Notable Artists and their Impact on Performance Art


Performance art is a highly dynamic form of art that has been shaped and influenced by numerous artists throughout history. From its early origins in the avant-garde movements of the 20th century to its current state, performance art continues to captivate audiences with its ability to merge visual and conceptual elements into live, experiential works. In this article, we will explore some of the most notable artists and their significant impact on the development and evolution of performance art.

One of the earliest pioneers of performance art was the French-American artist Marcel Duchamp. In the early 1910s, Duchamp’s controversial work challenged traditional notions of art by incorporating elements of chance, humor, and everyday objects. He famously coined the term “readymade” to describe objects that were not made by the artist but were selected and designated as art. This concept would go on to influence later performance artists, as they sought to break away from conventional forms of expression and explore new and unconventional mediums.

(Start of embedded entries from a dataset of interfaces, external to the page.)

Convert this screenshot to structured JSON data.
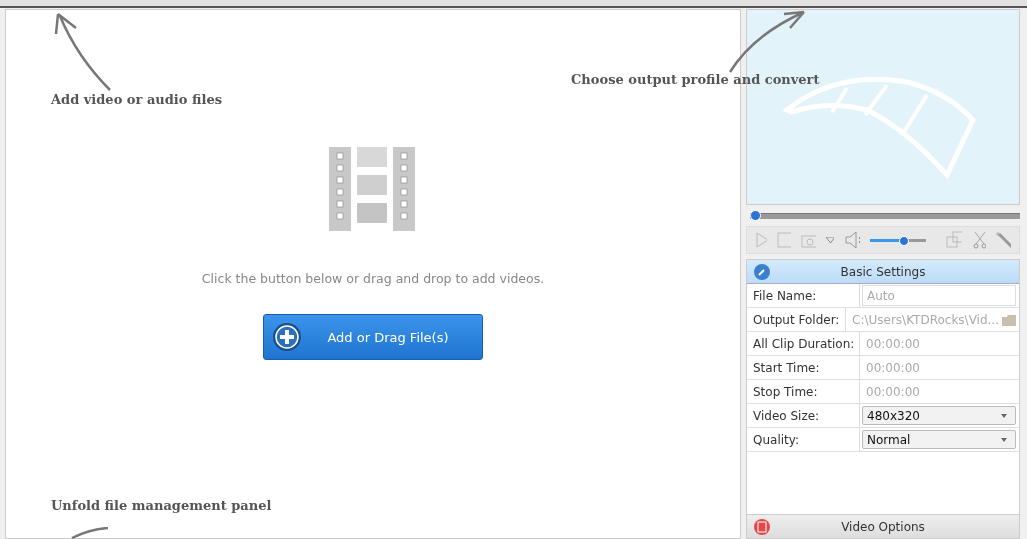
{
  "annotations": [
    {
      "kind": "add",
      "text": "Add video or audio files"
    },
    {
      "kind": "convert",
      "text": "Choose output profile and convert"
    },
    {
      "kind": "unfold",
      "text": "Unfold file management panel"
    }
  ],
  "drop_area": {
    "hint": "Click the button below or drag and drop to add videos.",
    "button": "Add or Drag File(s)"
  },
  "player": {
    "seek": {
      "level": 0
    },
    "volume": {
      "level": 0.6
    }
  },
  "basic_settings": {
    "title": "Basic Settings",
    "rows": [
      {
        "label": "File Name:",
        "kind": "text",
        "value": "Auto"
      },
      {
        "label": "Output Folder:",
        "kind": "folder",
        "value": "C:\\Users\\KTDRocks\\Vid..."
      },
      {
        "label": "All Clip Duration:",
        "kind": "time",
        "value": "00:00:00"
      },
      {
        "label": "Start Time:",
        "kind": "time",
        "value": "00:00:00"
      },
      {
        "label": "Stop Time:",
        "kind": "time",
        "value": "00:00:00"
      },
      {
        "label": "Video Size:",
        "kind": "select",
        "value": "480x320"
      },
      {
        "label": "Quality:",
        "kind": "select",
        "value": "Normal"
      }
    ]
  },
  "video_options": {
    "title": "Video Options"
  }
}
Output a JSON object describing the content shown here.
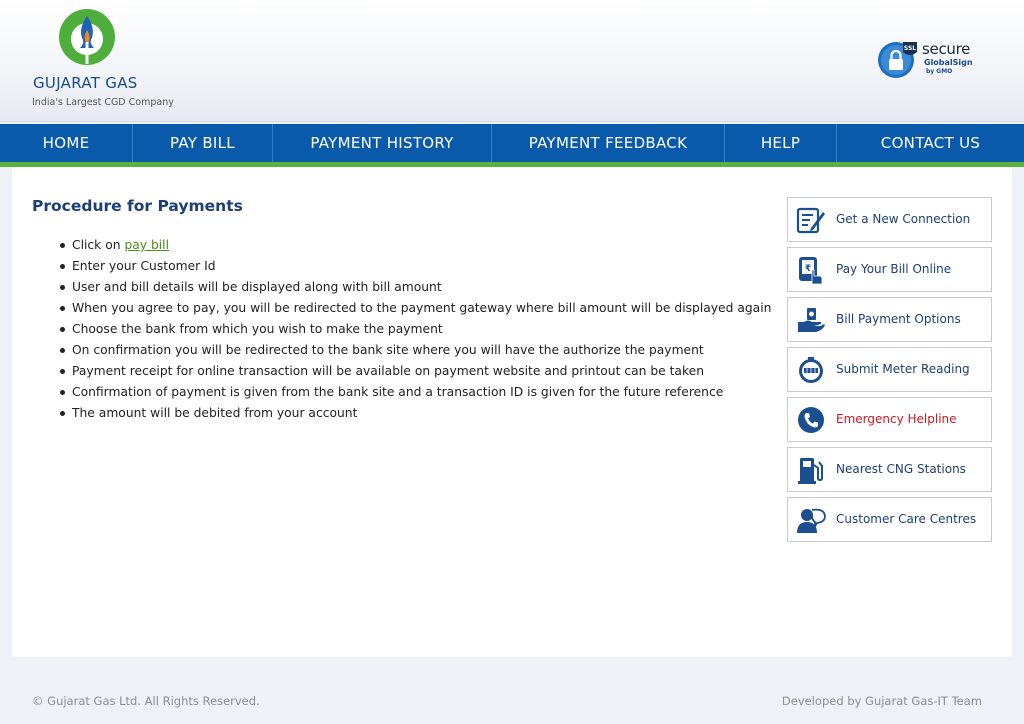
{
  "brand": {
    "name": "GUJARAT GAS",
    "tagline": "India's Largest CGD Company",
    "colors": {
      "blue": "#0a5aac",
      "green": "#5ab13f",
      "title": "#1b3f75"
    }
  },
  "security_badge": {
    "ssl": "SSL",
    "secure": "secure",
    "provider": "GlobalSign",
    "by": "by GMO"
  },
  "nav": {
    "items": [
      {
        "label": "HOME"
      },
      {
        "label": "PAY BILL"
      },
      {
        "label": "PAYMENT HISTORY"
      },
      {
        "label": "PAYMENT FEEDBACK"
      },
      {
        "label": "HELP"
      },
      {
        "label": "CONTACT US"
      }
    ]
  },
  "procedure": {
    "title": "Procedure for Payments",
    "first_step_prefix": "Click on ",
    "first_step_link": "pay bill",
    "steps": [
      "Enter your Customer Id",
      "User and bill details will be displayed along with bill amount",
      "When you agree to pay, you will be redirected to the payment gateway where bill amount will be displayed again",
      "Choose the bank from which you wish to make the payment",
      "On confirmation you will be redirected to the bank site where you will have the authorize the payment",
      "Payment receipt for online transaction will be available on payment website and printout can be taken",
      "Confirmation of payment is given from the bank site and a transaction ID is given for the future reference",
      "The amount will be debited from your account"
    ]
  },
  "quick_links": [
    {
      "label": "Get a New Connection",
      "icon": "form-edit-icon"
    },
    {
      "label": "Pay Your Bill Online",
      "icon": "touch-pay-icon"
    },
    {
      "label": "Bill Payment Options",
      "icon": "hand-money-icon"
    },
    {
      "label": "Submit Meter Reading",
      "icon": "meter-icon"
    },
    {
      "label": "Emergency Helpline",
      "icon": "phone-icon"
    },
    {
      "label": "Nearest CNG Stations",
      "icon": "fuel-pump-icon"
    },
    {
      "label": "Customer Care Centres",
      "icon": "customer-care-icon"
    }
  ],
  "footer": {
    "copyright": "© Gujarat Gas Ltd.  All Rights Reserved.",
    "developer": "Developed by Gujarat Gas-IT Team"
  }
}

In the 1950s, the Fluxus movement emerged, with artists such as Yoko Ono, Nam June Paik, and Joseph Beuys at its forefront. Fluxus performances were characterized by their spontaneous and often humorous nature, with the use of everyday objects, actions, and gestures to create thought-provoking and participatory works. These artists challenged societal norms and established hierarchies in the art world, paving the way for future performance artists to push boundaries and experiment with new ways of engaging with audiences.

Another significant figure in the world of performance art is Marina Abramović. Known for her fearless and physically demanding performances, Abramović has been a pioneer in exploring the body as a medium for art. In her groundbreaking work “Rhythm 0” (1974), she invited audience members to interact with her using a range of 72 objects, both harmless and potentially deadly. Her performance highlighted the power dynamics between performer and audience and brought attention to the vulnerability of the human body in an art setting.

Moving into the 21st century, performance artist Tino Sehgal has made a significant impact on the genre through his use of live interactions and choreographed situations with performers. He challenges the idea of an artwork being a tangible object by creating works that exist solely in the moment and rely on the participation of the audience. In “This Progress” (2010), Sehgal created a labyrinth of performers that would guide and engage audiences in conversations about progress and growth, asking them to reflect on their own perceptions and experiences.

More recently, artist and activist Ai Weiwei has utilized performance art to voice political and social issues in his home country of China. In “Dropping a Han Dynasty Urn” (1995), Weiwei intentionally breaks an ancient Chinese vase, questioning the value and preservation of historical objects in the face of modernization and conflict. His performances serve as powerful statements on the preservation of culture and the role of the artist in society.

In conclusion, performance art has evolved and transformed through the efforts of groundbreaking artists who challenged traditional forms of expression, pushed boundaries, and sparked dialogues about the role and impact of art. From Duchamp’s readymades to the political statements of Weiwei, these notable individuals have made lasting contributions that continue to shape and influence the world of performance art. As the genre evolves, it will undoubtedly continue to be shaped by the creativity, bravery, and thought-provoking works of future generations of artists.